Deerhunter clearly have fun stretching the limits of their songs when they perform, experimenting with loops and effects, getting cozy in feedback and giving Cox room to extend his noodling guitar solos for seemingly as long as he pleases. By the end of “Desire Lines,” the drums began to fade in and out of the sound mix, their pounding rhythm at times loud and assertive and moments later a soft flutter in the background—a pleasingly disorienting effect as the rest of the band jammed in the forefront.
The new disc’s other material was also well received, with the upbeat, harmonica-heavy “Memory Boy” and the slow-burning “Helicopter” fitting in well with older favorites “Little Kids,” “Nothing Ever Happened” and “Never Stops.” For their encore, Deerhunter played a somewhat dichotomous duo of songs—Halcyon Digest’s Everly Brothers-inspired “Basement Scene” alongside “Fluorescent Grey” (a song from the EP of the same name), one of the band’s more eerie numbers—culminating in a repetition of very loud, crashing chords. As the song’s last echoes faded, the house lights came up, leaving the crowd to snap out of their mesmerized Deerhunter headspace as the smoke began to clear. —Alena Kastin

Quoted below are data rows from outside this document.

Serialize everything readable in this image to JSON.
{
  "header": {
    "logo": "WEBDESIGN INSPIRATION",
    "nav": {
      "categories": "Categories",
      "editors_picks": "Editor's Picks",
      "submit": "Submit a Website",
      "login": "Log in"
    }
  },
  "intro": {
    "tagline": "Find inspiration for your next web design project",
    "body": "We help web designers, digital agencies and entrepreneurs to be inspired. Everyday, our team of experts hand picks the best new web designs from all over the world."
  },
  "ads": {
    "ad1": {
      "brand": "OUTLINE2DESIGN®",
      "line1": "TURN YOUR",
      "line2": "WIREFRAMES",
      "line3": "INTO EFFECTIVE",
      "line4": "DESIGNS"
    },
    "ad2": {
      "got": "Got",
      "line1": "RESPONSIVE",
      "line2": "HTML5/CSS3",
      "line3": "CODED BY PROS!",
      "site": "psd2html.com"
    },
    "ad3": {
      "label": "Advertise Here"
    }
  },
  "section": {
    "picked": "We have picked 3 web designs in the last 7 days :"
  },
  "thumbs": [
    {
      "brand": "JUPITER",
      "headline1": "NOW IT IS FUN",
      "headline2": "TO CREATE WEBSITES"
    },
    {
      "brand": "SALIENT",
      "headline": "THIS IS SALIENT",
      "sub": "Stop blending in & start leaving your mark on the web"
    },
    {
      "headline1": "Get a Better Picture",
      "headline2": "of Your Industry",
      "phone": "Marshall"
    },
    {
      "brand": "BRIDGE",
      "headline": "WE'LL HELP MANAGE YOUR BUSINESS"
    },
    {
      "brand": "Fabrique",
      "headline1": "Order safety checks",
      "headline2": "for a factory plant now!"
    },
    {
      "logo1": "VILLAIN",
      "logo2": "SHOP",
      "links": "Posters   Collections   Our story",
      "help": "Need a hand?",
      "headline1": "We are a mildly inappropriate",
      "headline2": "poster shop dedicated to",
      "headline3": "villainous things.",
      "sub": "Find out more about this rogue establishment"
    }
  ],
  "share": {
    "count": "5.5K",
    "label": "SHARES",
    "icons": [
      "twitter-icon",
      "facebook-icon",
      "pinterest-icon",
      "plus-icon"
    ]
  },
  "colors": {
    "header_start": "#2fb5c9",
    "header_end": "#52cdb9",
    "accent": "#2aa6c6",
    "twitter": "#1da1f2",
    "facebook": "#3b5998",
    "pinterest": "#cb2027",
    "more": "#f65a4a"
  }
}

Photos courtesy of Jennifer Macchiarelli | www.jennylow.com
Atlas Sound – Music Hall of Williamsburg – October 21, 2009
“The show’s completely off the rails now,” joked Deerhunter frontman Bradford Cox, performing last night at Music Hall of Williamsburg as his solo side project, Atlas Sound. Somehow a simple broken guitar string had brought the set to a standstill, initiating a chain reaction of antics: Inexplicable song requests from the crowd (“Rock Around the Clock,” “Monster Mash”), a series of groan-inducing jokes and Cox’s decision to strike a few poses for all the hungry photographers in the crowd eager to snap away. “This is my socially conscious pose,” said Cox, strumming some Dylan chords and staring introspectively at the ceiling.
“Did you think it was pretty professional before all that shit happened?” Cox later inquired. Come to think of it, Atlas Sound’s set had been pretty professional up to that point. Cox (wearing a very sensible brown suit) had started the show with a haunting version of “My Halo” from Atlas Sound’s newest album, Logos (just released on Tuesday), his voice strong and stark, accompanied simply by keyboard. Joined shortly thereafter by his backing band, Atlas Sound played meticulous renditions of songs like “Walkabout” and “Sheila,” easily recreating the ethereal moments within their spacey, densely layered psych-shoegaze.
Later on, Cox partially chalked his “derailment” up to nerves—noting that the retro space-pop masters Broadcast, who had performed a transfixing opening set accompanied by trippy 1960s-era video art, were a tough act to follow. Though they were impressive, could Cox truly have such shakable confidence? After all, when he returned solo for an encore—creating a looped guitar and harmonica sample, walking around the stage as he played both guitar and drums, and timing his singing between different mikes—Bradford Cox was able to personally embody Atlas Sound. It was a complete song, nearly effortless. For moments like this, hopefully Cox will come to give himself more credit. I must say, when he was able to focus, it was certainly quite professional. —Alena Kastin